About the Environmental Toxicology Graduate Program at UCR
The interdepartmental Environmental Toxicology Graduate Program (ETOX) offers an integrated interdisciplinary course of study leading to the M.S. or Ph.D. degree. The program is designed to teach students the scientific principles of toxicology and it focuses primarily upon the biology, chemistry, and mechanisms by which xenobiotics and natural toxins interact with the biosphere, including humans. Studies on mechanisms of toxicity complement research directed towards understanding the movement of toxics through soil, water, and air and for the development of procedures to reduce pollution and clean up contaminated sites. As we face rapidly changing and complex global environmental issues, scientific and analytical tools are needed to meet these demands. The program aims to provide a bridge between chemical and biological research principles and current real worldwide issues through cutting edge research and analytical applications. Environmental issues are not singular in their causes or their effects, so an interdisciplinary approach is needed to help solve complex multi-faceted environmental issues.
Stem Cells in Toxicity Testing of Electronic Cigarette Refill Fluids
Vasundhra Bahl in the Talbot Lab is investigating the effects of electronic cigarette refill fluids on human health. She carried out a cytotoxicity screen using human embryonic stem cells and mouse neural stem cells as in vitro models for early embryonic development in order to assess the effects of these products on prenatal stages. She also used human pulmonary fibroblasts to compare the effects of these products on prenatal and adult stages. The research shows that most of the products were more cytotoxic to the stem cells than the adult cell type, indicating that prenatal stages would be more sensitive to the adverse effects of electronic cigarette refill products. This is one of the first screens in which stem cells have been used for in vitro cytotoxicity testing of a large number of products in a time and cost efficient manner.
Microbial Project: Rancho La Brea Tar Pits
Jean-Paul Baquiran and Richard Belcher are taking samples of natural asphalts from the Rancho La Brea Tar Pits, in Downtown Los Angeles, California. Jean-Paul (left) is analyzing the metagenome of the asphalts using next generation DNA sequencing to help characterize the metabolic pathways of petroleum hydrocarbons.
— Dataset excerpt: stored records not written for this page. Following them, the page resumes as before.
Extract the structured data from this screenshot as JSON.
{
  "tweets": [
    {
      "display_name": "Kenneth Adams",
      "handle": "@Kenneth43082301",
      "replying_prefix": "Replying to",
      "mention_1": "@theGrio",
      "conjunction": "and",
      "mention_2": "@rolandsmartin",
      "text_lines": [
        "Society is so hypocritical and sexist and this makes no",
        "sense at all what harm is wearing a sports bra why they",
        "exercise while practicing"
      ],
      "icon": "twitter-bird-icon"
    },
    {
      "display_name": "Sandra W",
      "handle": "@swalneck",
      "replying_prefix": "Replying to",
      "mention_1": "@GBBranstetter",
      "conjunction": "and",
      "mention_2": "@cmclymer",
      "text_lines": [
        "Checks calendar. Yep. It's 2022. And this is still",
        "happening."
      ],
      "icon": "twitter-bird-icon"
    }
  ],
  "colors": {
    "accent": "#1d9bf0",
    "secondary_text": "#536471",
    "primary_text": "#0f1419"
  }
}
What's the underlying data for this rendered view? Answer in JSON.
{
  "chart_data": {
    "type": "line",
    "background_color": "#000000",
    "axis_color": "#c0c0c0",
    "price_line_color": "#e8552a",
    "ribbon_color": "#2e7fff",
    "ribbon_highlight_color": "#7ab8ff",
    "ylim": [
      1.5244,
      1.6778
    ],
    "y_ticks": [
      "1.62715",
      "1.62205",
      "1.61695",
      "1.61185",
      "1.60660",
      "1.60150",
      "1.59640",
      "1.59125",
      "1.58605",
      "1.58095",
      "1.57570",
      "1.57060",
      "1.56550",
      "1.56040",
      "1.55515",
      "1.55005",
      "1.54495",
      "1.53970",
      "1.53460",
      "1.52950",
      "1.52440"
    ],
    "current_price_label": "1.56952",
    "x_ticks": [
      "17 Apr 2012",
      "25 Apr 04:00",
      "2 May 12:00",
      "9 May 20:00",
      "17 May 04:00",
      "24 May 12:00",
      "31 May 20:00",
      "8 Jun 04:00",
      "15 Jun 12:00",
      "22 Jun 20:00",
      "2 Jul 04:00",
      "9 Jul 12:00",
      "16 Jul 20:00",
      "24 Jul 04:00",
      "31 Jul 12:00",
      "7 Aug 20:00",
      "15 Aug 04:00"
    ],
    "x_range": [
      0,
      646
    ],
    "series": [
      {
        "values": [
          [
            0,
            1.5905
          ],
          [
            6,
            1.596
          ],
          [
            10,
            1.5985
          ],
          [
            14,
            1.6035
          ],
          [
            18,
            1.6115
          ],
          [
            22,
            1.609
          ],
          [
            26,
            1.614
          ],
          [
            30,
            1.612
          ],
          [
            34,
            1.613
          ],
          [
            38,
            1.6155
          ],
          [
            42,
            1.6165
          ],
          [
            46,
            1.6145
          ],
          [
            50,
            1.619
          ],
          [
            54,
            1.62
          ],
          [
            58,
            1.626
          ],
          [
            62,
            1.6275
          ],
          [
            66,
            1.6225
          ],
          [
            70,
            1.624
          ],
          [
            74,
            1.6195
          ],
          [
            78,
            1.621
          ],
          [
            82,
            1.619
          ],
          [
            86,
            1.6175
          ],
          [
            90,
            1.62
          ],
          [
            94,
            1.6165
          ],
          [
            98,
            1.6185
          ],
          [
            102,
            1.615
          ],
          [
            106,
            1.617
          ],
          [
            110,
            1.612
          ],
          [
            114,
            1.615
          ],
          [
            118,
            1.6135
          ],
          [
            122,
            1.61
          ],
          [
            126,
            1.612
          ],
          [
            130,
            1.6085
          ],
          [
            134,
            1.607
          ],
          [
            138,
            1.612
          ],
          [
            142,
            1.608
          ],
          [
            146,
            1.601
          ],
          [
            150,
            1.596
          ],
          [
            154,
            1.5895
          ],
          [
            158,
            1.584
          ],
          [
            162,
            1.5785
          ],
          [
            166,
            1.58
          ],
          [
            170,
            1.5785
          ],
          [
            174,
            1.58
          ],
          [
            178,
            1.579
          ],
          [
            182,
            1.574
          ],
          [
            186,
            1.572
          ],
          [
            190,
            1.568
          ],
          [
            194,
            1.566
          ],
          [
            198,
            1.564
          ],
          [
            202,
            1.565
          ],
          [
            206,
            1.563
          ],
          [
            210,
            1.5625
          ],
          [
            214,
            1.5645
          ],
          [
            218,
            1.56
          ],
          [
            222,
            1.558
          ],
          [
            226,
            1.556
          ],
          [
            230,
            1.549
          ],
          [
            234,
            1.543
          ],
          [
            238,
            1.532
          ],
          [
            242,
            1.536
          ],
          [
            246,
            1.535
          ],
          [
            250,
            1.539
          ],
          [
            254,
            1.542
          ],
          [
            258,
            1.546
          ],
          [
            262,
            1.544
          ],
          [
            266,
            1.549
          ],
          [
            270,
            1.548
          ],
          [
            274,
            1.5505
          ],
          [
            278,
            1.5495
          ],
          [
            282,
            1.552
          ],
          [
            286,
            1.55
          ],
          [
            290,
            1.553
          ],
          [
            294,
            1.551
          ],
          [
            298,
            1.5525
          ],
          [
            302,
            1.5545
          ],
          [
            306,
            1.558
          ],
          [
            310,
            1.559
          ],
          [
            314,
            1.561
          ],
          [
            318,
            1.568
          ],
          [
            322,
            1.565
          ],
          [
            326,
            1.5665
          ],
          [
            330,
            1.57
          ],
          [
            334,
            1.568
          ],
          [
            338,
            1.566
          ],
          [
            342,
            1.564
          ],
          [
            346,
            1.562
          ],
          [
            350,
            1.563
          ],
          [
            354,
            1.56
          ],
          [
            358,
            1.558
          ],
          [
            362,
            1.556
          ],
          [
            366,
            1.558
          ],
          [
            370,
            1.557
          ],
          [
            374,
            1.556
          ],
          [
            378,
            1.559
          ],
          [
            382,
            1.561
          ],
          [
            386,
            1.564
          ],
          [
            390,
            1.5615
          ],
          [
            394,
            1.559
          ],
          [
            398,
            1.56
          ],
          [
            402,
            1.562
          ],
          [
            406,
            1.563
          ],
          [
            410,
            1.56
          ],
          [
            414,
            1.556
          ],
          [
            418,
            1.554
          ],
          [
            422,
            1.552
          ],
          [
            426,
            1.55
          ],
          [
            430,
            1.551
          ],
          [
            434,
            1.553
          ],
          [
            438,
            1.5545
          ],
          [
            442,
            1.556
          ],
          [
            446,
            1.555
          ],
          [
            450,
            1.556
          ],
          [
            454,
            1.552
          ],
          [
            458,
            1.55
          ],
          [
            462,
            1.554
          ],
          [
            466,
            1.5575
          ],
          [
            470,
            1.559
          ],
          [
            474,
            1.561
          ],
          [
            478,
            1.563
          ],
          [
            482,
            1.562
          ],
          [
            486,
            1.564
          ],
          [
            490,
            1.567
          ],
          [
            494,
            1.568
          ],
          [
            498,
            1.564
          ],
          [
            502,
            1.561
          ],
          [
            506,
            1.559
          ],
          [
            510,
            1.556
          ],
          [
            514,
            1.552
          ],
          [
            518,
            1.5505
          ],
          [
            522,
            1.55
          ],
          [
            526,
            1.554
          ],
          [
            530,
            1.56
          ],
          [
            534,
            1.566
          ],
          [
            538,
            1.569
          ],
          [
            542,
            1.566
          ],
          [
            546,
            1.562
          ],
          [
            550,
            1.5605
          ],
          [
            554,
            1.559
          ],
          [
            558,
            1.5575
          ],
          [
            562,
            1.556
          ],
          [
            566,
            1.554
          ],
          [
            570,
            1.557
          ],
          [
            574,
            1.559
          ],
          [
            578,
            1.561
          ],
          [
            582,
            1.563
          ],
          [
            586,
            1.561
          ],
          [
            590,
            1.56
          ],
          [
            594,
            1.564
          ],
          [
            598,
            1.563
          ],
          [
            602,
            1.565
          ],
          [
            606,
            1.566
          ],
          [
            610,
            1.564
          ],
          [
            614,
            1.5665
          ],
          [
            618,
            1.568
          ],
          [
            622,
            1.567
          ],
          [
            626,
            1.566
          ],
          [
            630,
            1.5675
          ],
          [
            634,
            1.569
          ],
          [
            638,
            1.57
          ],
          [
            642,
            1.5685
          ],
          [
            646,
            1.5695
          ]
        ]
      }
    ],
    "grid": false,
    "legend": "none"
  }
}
Richard (right) is isolating bacteria optimized for biosurfactant production, which can increase the bioavailability of polycyclic aromatic hydrocarbons for subsequent biodegradation.
Aquatic Ecotoxicology: Schlenk Lab
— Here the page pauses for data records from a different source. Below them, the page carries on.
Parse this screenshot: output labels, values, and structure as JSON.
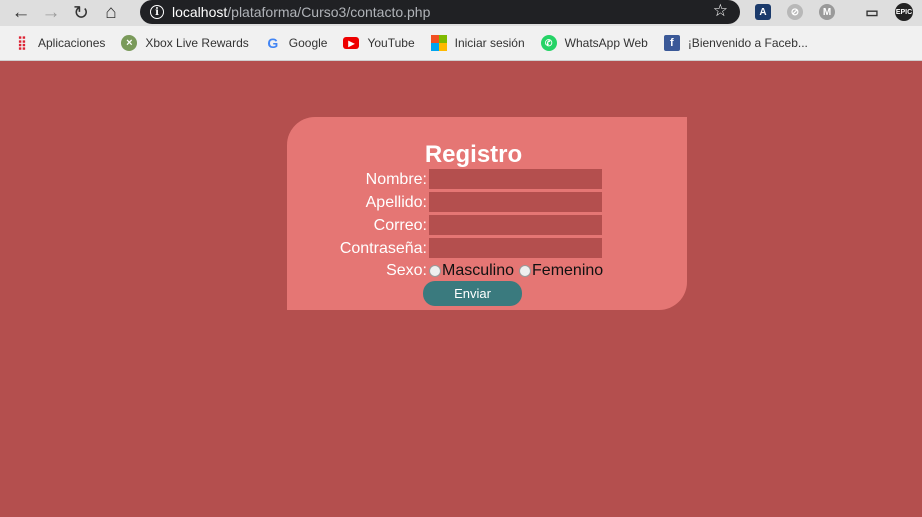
{
  "browser": {
    "url_host": "localhost",
    "url_path": "/plataforma/Curso3/contacto.php",
    "bookmarks": [
      {
        "label": "Aplicaciones",
        "icon": "apps-grid-icon"
      },
      {
        "label": "Xbox Live Rewards",
        "icon": "xbox-icon"
      },
      {
        "label": "Google",
        "icon": "google-icon"
      },
      {
        "label": "YouTube",
        "icon": "youtube-icon"
      },
      {
        "label": "Iniciar sesión",
        "icon": "microsoft-icon"
      },
      {
        "label": "WhatsApp Web",
        "icon": "whatsapp-icon"
      },
      {
        "label": "¡Bienvenido a Faceb...",
        "icon": "facebook-icon"
      }
    ]
  },
  "form": {
    "title": "Registro",
    "labels": {
      "nombre": "Nombre:",
      "apellido": "Apellido:",
      "correo": "Correo:",
      "password": "Contraseña:",
      "sexo": "Sexo:"
    },
    "values": {
      "nombre": "",
      "apellido": "",
      "correo": "",
      "password": ""
    },
    "options": {
      "male": "Masculino",
      "female": "Femenino"
    },
    "submit": "Enviar"
  },
  "colors": {
    "page_background": "#b44f4e",
    "card_background": "#e57674",
    "button": "#3a7a7e"
  }
}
His research focuses on understanding the biochemical factors that influence susceptibility to environmental and natural chemicals. Three specific projects involve the impact of climate change on environmental factors that influence detoxification strategies in aquatic organisms; mechanistic investigations of the effects of salinity on pesticide toxicity in fish; and the role of biotransformation as a mechanism of tolerance to natural and man-made toxic agents.